Since last week, I got the jsonized survey (with blocking, not with branching) to pass the HTML tests, and the resulting survey HTML appears to be working correctly. I then made an attempt at adding branching, but am still working on getting it to produce the correct JSON for the branchmap. My original thoughts, based on a discussion between Emma and Presley, were to make a Constraint object, which takes a question as a parameter and allows the user to specify branches from the question’s options (based on their id or index). The survey would then contain a list of constraints, along with the top level block list. However, the JSON schema structure suggests that the branch map (Constraint) JSON is meant to be generated within the question, as a question property (rather than a top-level survey property). I am dealing with this by creating a question attribute to reference the constraint when a constraint is constructed for that question; questions with no constraints won’t have this attribute, since it is created and assigned within the constraint constructor. When producing the Question JSON, I check whether it has a constraint attribute, and add the appropriate BranchMap JSON if it does.

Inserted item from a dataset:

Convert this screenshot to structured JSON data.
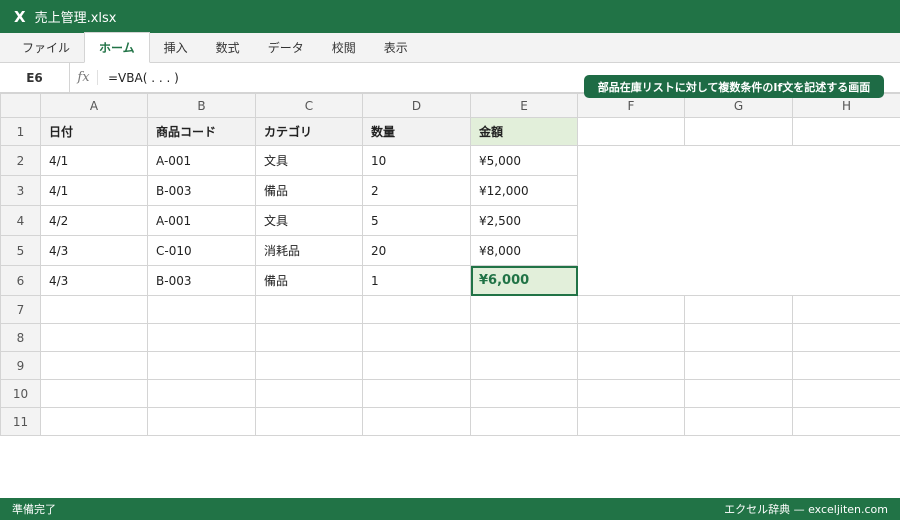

The current code on my GitHub repo includes an attempt a branching survey representation, but I’m not sure that the branching JSON is correct. It passes my validators, but it is no longer passing the HTML tests. I will have to try to fix this.
In terms of milestones, I accomplished a portion of what I wanted to get done for the end of this week, but I got less of the testing stuff done that I would have liked; I haven’t really started on any automated tests yet. Until I get more testing material, I figured that it would make more sense to focus on the branching. Unfortunately, I won’t be able to meet with Emma and Presley today because of travel issues for track (which came up unexpectedly), so hopefully I can get back on track when I get home on Sunday and be a bit more productive next week; I’ve been struggling with other classes’ homework.

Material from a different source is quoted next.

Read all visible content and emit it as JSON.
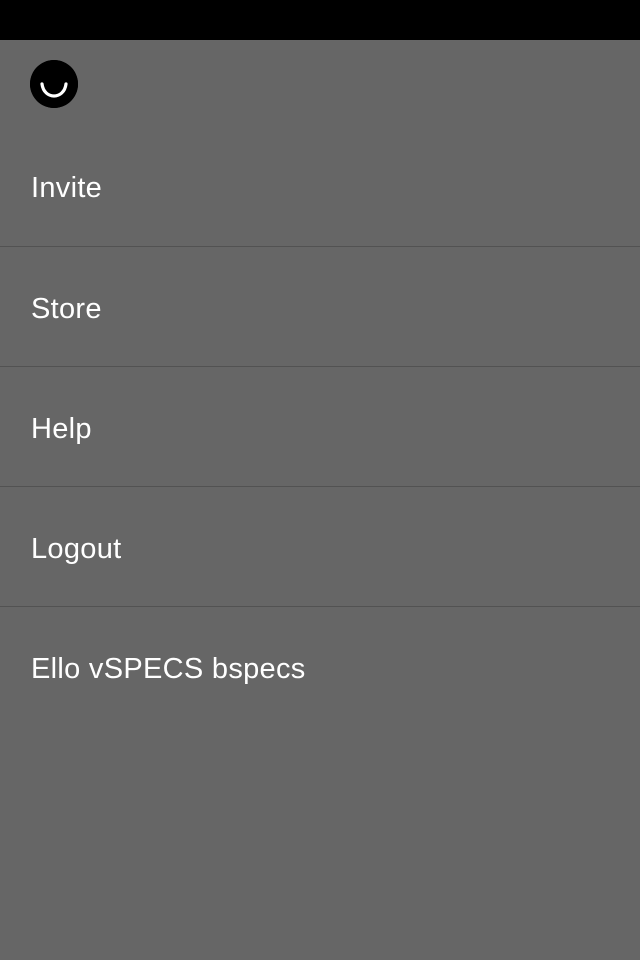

At this point, Emma and I have established a few milestones for me to accomplish over the next few weeks. The first priority this week was to create a sample survey based on a short MTurk questionnaire (https://github.com/etosch/SurveyMan/blob/master/data/Ipierotis.csv), generate a JSON file from the survey object, and check that the outputted JSON agrees with the schema. My example survey does not have any branching yet; I will start implemented that as soon as I determine that everything else functions properly. While creating the survey, I ran into a few bugs in my survey objects, mainly that adding options to one question would somehow add then to all subsequent questions. Although I fixed this by making an option list a required argument when creating a question, I’m not entirely sure why it was happening. I had some difficulty validating the outputted JSON against the schema, due to a few syntax errors in the schema which I have since resolved (and the fact that I was pulling from the wrong branch). At this point, it appears that the outputted JSON from the example survey is valid, and the next step is to make sure it produces the correct HTML and that everything looks and functions properly. Emma sent me a few HTML tests, and I’ve been copying in the JSON for my example survey to try to verify that it works with the HTML. So far, I haven’t been able to make it work.
For next Friday, the goal is to have the branching implemented, as well as some tests for blocking and branching; basically, I should have a first pass at a Python survey library done. I’m not sure how much I’ll get done over the weekend, since I’ll be away, but hopefully if I can look at the HTML stuff today, I’ll be in good shape to get the required things done for next week.